> **What is required**
Search the listing for the word "clocks" and return each line that contains it.

> **Records**

---

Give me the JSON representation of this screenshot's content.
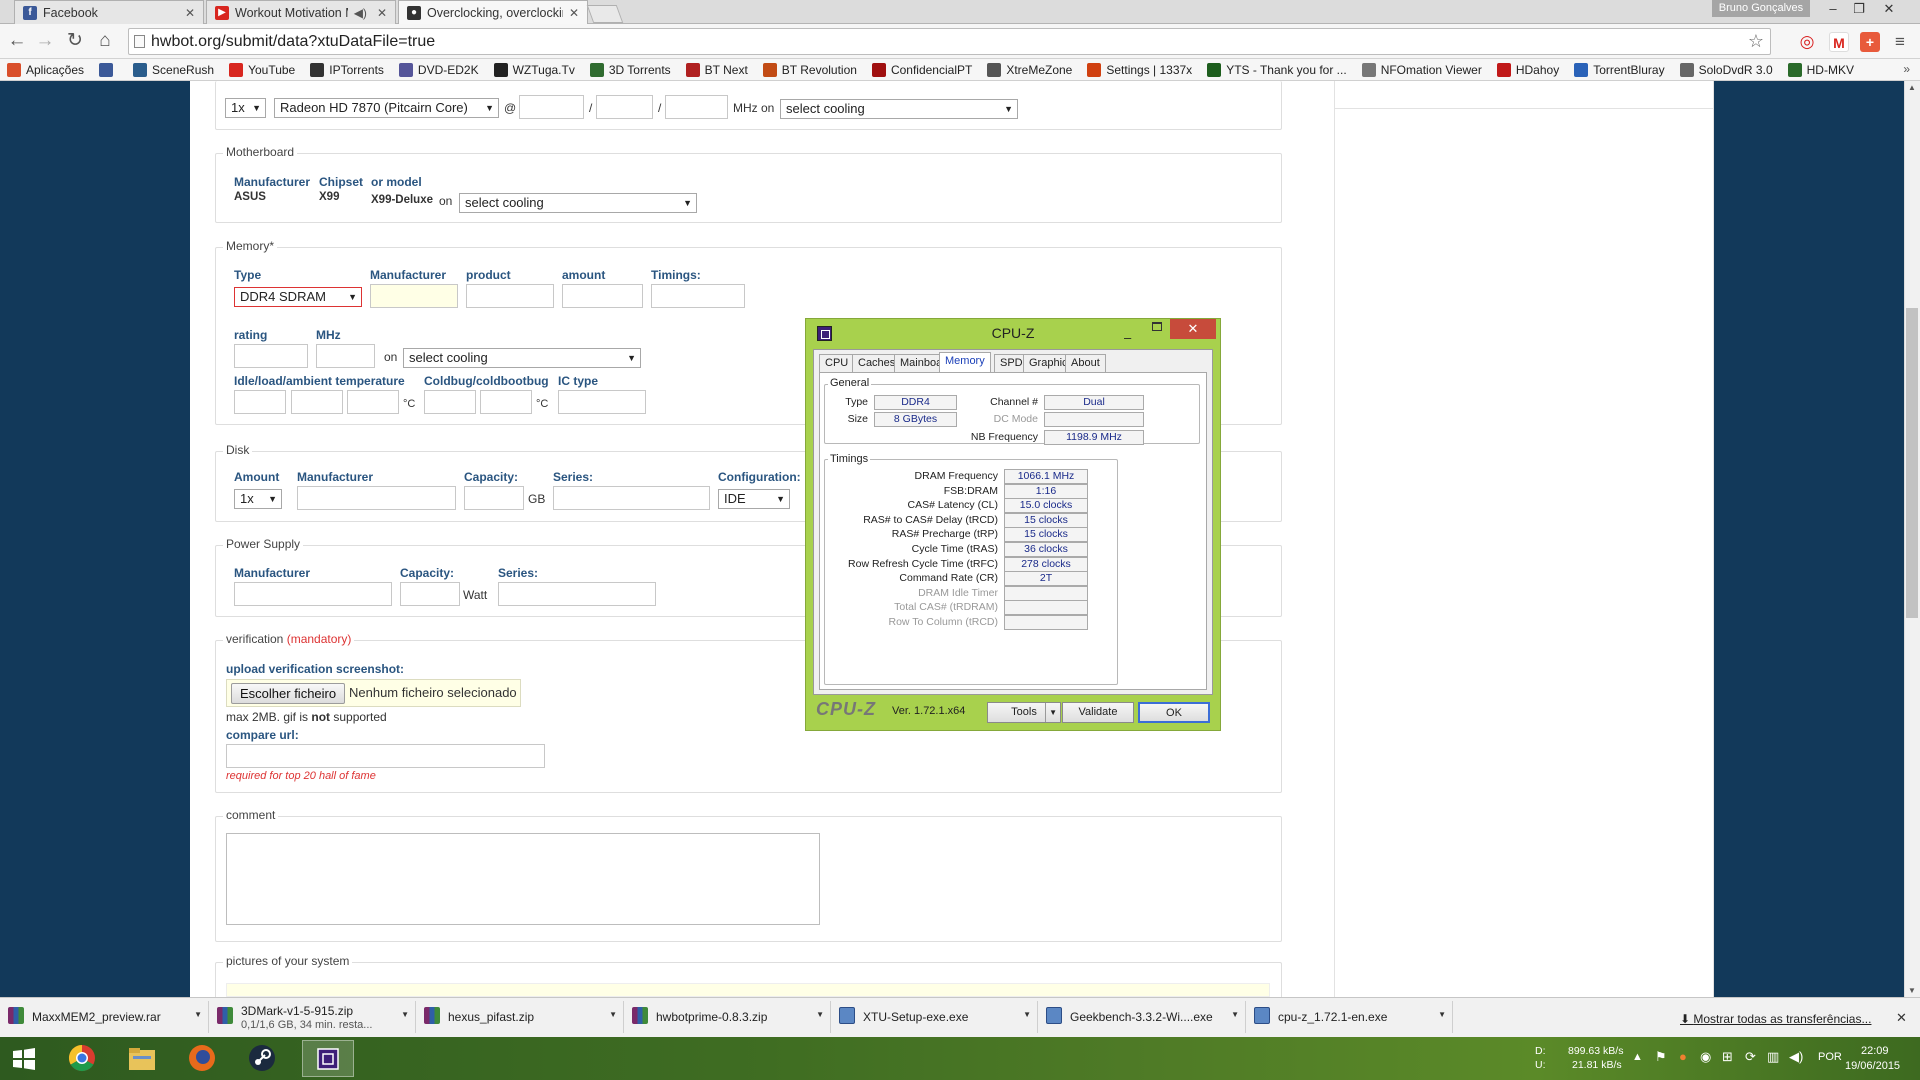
{
  "browser": {
    "tabs": [
      {
        "title": "Facebook",
        "fav": "f",
        "color": "#3b5998"
      },
      {
        "title": "Workout Motivation M",
        "fav": "▶",
        "color": "#d8261f"
      },
      {
        "title": "Overclocking, overclockin",
        "fav": "●",
        "color": "#333333"
      }
    ],
    "user": "Bruno Gonçalves",
    "url": "hwbot.org/submit/data?xtuDataFile=true",
    "bookmarks": [
      {
        "label": "Aplicações",
        "color": "#d94f2b"
      },
      {
        "label": "",
        "color": "#3b5998"
      },
      {
        "label": "SceneRush",
        "color": "#2a5d8c"
      },
      {
        "label": "YouTube",
        "color": "#d8261f"
      },
      {
        "label": "IPTorrents",
        "color": "#333333"
      },
      {
        "label": "DVD-ED2K",
        "color": "#555599"
      },
      {
        "label": "WZTuga.Tv",
        "color": "#222222"
      },
      {
        "label": "3D Torrents",
        "color": "#2f6b2f"
      },
      {
        "label": "BT Next",
        "color": "#b02020"
      },
      {
        "label": "BT Revolution",
        "color": "#c24b14"
      },
      {
        "label": "ConfidencialPT",
        "color": "#a01010"
      },
      {
        "label": "XtreMeZone",
        "color": "#555555"
      },
      {
        "label": "Settings | 1337x",
        "color": "#d04010"
      },
      {
        "label": "YTS - Thank you for ...",
        "color": "#1d5d1d"
      },
      {
        "label": "NFOmation Viewer",
        "color": "#777777"
      },
      {
        "label": "HDahoy",
        "color": "#c01818"
      },
      {
        "label": "TorrentBluray",
        "color": "#2a62b8"
      },
      {
        "label": "SoloDvdR 3.0",
        "color": "#666666"
      },
      {
        "label": "HD-MKV",
        "color": "#2a6a2a"
      }
    ]
  },
  "form": {
    "gpu": {
      "qty": "1x",
      "model": "Radeon HD 7870 (Pitcairn Core)",
      "at": "@",
      "slash1": "/",
      "slash2": "/",
      "mhz_on": "MHz on",
      "cooling": "select cooling"
    },
    "motherboard": {
      "legend": "Motherboard",
      "col_manufacturer": "Manufacturer",
      "col_chipset": "Chipset",
      "col_model": "or model",
      "manufacturer": "ASUS",
      "chipset": "X99",
      "model": "X99-Deluxe",
      "on": "on",
      "cooling": "select cooling"
    },
    "memory": {
      "legend": "Memory*",
      "col_type": "Type",
      "col_manufacturer": "Manufacturer",
      "col_product": "product",
      "col_amount": "amount",
      "col_timings": "Timings:",
      "type": "DDR4 SDRAM",
      "col_rating": "rating",
      "col_mhz": "MHz",
      "on": "on",
      "cooling": "select cooling",
      "col_temp": "Idle/load/ambient temperature",
      "col_coldbug": "Coldbug/coldbootbug",
      "col_ic": "IC type",
      "unit_c": "°C"
    },
    "disk": {
      "legend": "Disk",
      "col_amount": "Amount",
      "col_manufacturer": "Manufacturer",
      "col_capacity": "Capacity:",
      "col_series": "Series:",
      "col_config": "Configuration:",
      "amount": "1x",
      "unit": "GB",
      "config": "IDE"
    },
    "psu": {
      "legend": "Power Supply",
      "col_manufacturer": "Manufacturer",
      "col_capacity": "Capacity:",
      "col_series": "Series:",
      "unit": "Watt"
    },
    "verification": {
      "legend": "verification",
      "mandatory": "(mandatory)",
      "upload_label": "upload verification screenshot:",
      "file_button": "Escolher ficheiro",
      "file_status": "Nenhum ficheiro selecionado",
      "note_a": "max 2MB. gif is ",
      "note_b": "not",
      "note_c": " supported",
      "compare_label": "compare url:",
      "compare_hint": "required for top 20 hall of fame"
    },
    "comment": {
      "legend": "comment"
    },
    "pictures": {
      "legend": "pictures of your system"
    }
  },
  "cpuz": {
    "title": "CPU-Z",
    "tabs": [
      "CPU",
      "Caches",
      "Mainboard",
      "Memory",
      "SPD",
      "Graphics",
      "About"
    ],
    "active_tab": "Memory",
    "general": {
      "legend": "General",
      "type_label": "Type",
      "type": "DDR4",
      "size_label": "Size",
      "size": "8 GBytes",
      "channel_label": "Channel #",
      "channel": "Dual",
      "dcmode_label": "DC Mode",
      "dcmode": "",
      "nbfreq_label": "NB Frequency",
      "nbfreq": "1198.9 MHz"
    },
    "timings": {
      "legend": "Timings",
      "rows": [
        {
          "label": "DRAM Frequency",
          "value": "1066.1 MHz",
          "dim": false
        },
        {
          "label": "FSB:DRAM",
          "value": "1:16",
          "dim": false
        },
        {
          "label": "CAS# Latency (CL)",
          "value": "15.0 clocks",
          "dim": false
        },
        {
          "label": "RAS# to CAS# Delay (tRCD)",
          "value": "15 clocks",
          "dim": false
        },
        {
          "label": "RAS# Precharge (tRP)",
          "value": "15 clocks",
          "dim": false
        },
        {
          "label": "Cycle Time (tRAS)",
          "value": "36 clocks",
          "dim": false
        },
        {
          "label": "Row Refresh Cycle Time (tRFC)",
          "value": "278 clocks",
          "dim": false
        },
        {
          "label": "Command Rate (CR)",
          "value": "2T",
          "dim": false
        },
        {
          "label": "DRAM Idle Timer",
          "value": "",
          "dim": true
        },
        {
          "label": "Total CAS# (tRDRAM)",
          "value": "",
          "dim": true
        },
        {
          "label": "Row To Column (tRCD)",
          "value": "",
          "dim": true
        }
      ]
    },
    "footer": {
      "logo": "CPU-Z",
      "version": "Ver. 1.72.1.x64",
      "tools": "Tools",
      "validate": "Validate",
      "ok": "OK"
    }
  },
  "downloads": {
    "items": [
      {
        "name": "MaxxMEM2_preview.rar",
        "sub": "",
        "icon": "rar"
      },
      {
        "name": "3DMark-v1-5-915.zip",
        "sub": "0,1/1,6 GB, 34 min. resta...",
        "icon": "rar"
      },
      {
        "name": "hexus_pifast.zip",
        "sub": "",
        "icon": "rar"
      },
      {
        "name": "hwbotprime-0.8.3.zip",
        "sub": "",
        "icon": "rar"
      },
      {
        "name": "XTU-Setup-exe.exe",
        "sub": "",
        "icon": "exe"
      },
      {
        "name": "Geekbench-3.3.2-Wi....exe",
        "sub": "",
        "icon": "exe"
      },
      {
        "name": "cpu-z_1.72.1-en.exe",
        "sub": "",
        "icon": "exe"
      }
    ],
    "show_all": "Mostrar todas as transferências..."
  },
  "taskbar": {
    "net_d_label": "D:",
    "net_d": "899.63 kB/s",
    "net_u_label": "U:",
    "net_u": "21.81 kB/s",
    "lang": "POR",
    "time": "22:09",
    "date": "19/06/2015"
  }
}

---

> **Response to this exercise**
          "value": "15.0 clocks",
          "value": "15 clocks",
          "value": "15 clocks",
          "value": "36 clocks",
          "value": "278 clocks",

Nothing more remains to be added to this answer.